To resolve these allegations, the administrator agreed, among other things, to the following:

  • To return at least $14.5 million in network management fees to ERISA health benefit plans, and provide complete and accurate disclosures regarding its fees.
  • To offer to all of its health plan clients, the option of a fixed fee arrangement, with no network management fee or other embedded fee.
  • For clients who do not choose the fixed fee arrangement, to reprice prospective actual claims over a period not to exceed one year or provide an up-front estimate of the network management fees that a client could expect to incur in a calendar year (or both).
  • To provide prospective clients that have not chosen a fixed fee arrangement with access to network provider fee schedules for each CPT code and the administrator’s network fee for each CPT procedure.
  • To amend its administrative services agreement so that it clearly discloses the existence of the network management fee.
  • To not increase any network management fee without giving the health plan at least 90 days advance written notice and the opportunity to terminate the arrangement if it does not agree with the fee hike.
  • To disclose totals of network management fees no less frequently than quarterly, and to provide cumulative network management fees on an annual basis for 5500 reporting purposes.
  • To provide each health plan a report covering the past three years that separately states for each year the amount of the network management fees.

Emergency Room Claims

In its complaint, the DOL alleged that the administrator’s claims processing procedures and disclosures were inadequate.
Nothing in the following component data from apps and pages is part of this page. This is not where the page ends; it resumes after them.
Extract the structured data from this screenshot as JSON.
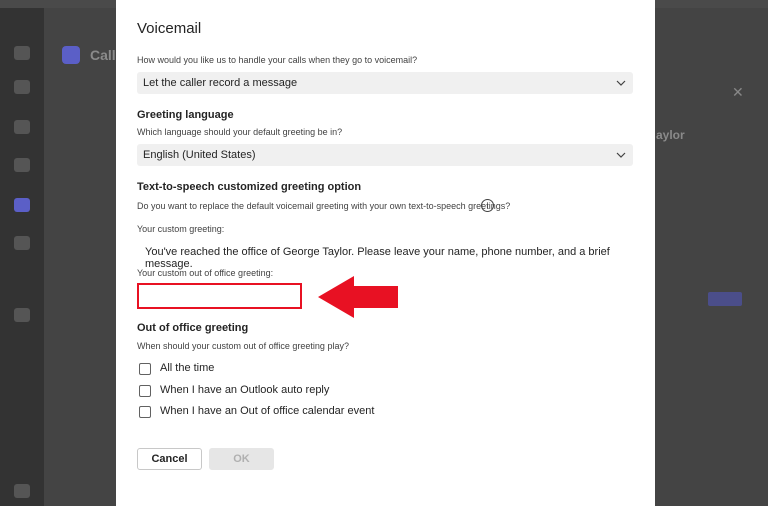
{
  "dialog": {
    "title": "Voicemail",
    "handle_question": "How would you like us to handle your calls when they go to voicemail?",
    "handle_value": "Let the caller record a message",
    "greeting_language_heading": "Greeting language",
    "greeting_language_question": "Which language should your default greeting be in?",
    "greeting_language_value": "English (United States)",
    "tts_heading": "Text-to-speech customized greeting option",
    "tts_question": "Do you want to replace the default voicemail greeting with your own text-to-speech greetings?",
    "info_icon_glyph": "i",
    "custom_greeting_label": "Your custom greeting:",
    "custom_greeting_text": "You've reached the office of George Taylor. Please leave your name, phone number, and a brief message.",
    "custom_ooo_label": "Your custom out of office greeting:",
    "custom_ooo_value": "",
    "ooo_heading": "Out of office greeting",
    "ooo_question": "When should your custom out of office greeting play?",
    "ooo_options": [
      {
        "label": "All the time",
        "checked": false
      },
      {
        "label": "When I have an Outlook auto reply",
        "checked": false
      },
      {
        "label": "When I have an Out of office calendar event",
        "checked": false
      }
    ],
    "cancel_label": "Cancel",
    "ok_label": "OK"
  },
  "background": {
    "calls_title": "Call",
    "contact_name": "aylor",
    "close_glyph": "✕"
  },
  "icons": {
    "chevron": "chevron-down-icon",
    "info": "info-icon",
    "arrow": "red-arrow-annotation"
  },
  "colors": {
    "highlight_red": "#e81123",
    "accent": "#5b5fc7"
  }
}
Among other things, the complaint alleges that the administrator’s EOB denials did not reference the standard for determining whether an illness or injury qualified for emergency room coverage; did not explain that the claim was denied for lack of sufficient information demonstrating an emergency medical condition; did not reference the specific plan provisions on which the adverse benefit determination was based; and did not describe the Plans' review procedures, applicable time limits, or that the participant or beneficiary has a right to bring a civil action under ERISA. The administrator agreed to take various steps (detailed in the consent order) to remedy these alleged violations.

Third Party Recovery (i.e., Subrogation)

The complaint alleges that the administrator often did not administer the health plan’s third party recovery provisions in compliance with the plan document or the DOL’s claims procedure regulation. To settle these allegations, the administrator agreed to take a number of detailed and specific steps that are described in detail in the consent order.

What Employers Can Learn From This Settlement

Self-insuring medical benefits is a major undertaking, and involves a significantly greater commitment to the details of plan administration than what is required in connection with the oversight of a plan that is fully insured. Employers that self-insure have a fiduciary duty to supervise their third party administrators to ensure that they are performing their services in compliance with the terms of the plan and ERISA requirements. In this case, the hard work was done by the government. Along with a number of other responsibilities, employers must be sure that they are receiving accurate fee disclosures so that they can make informed decisions when selecting a service provider and comply fully with important 5500 reporting responsibilities. ERISA regulations contain detailed requirements regarding the manner in which claims are to be administered, including, most importantly, requirements that detail the timing and content of claim denial notices.  In this case, the DOL alleged that the EOB forms did not meet ERISA requirements. It is likely that by the standards of this settlement, many EOB forms that communicate denials fail to meet the standards set forth in the consent order. Employers should undertake a review of their health plans claims procedures to ensure compliance with ERISA.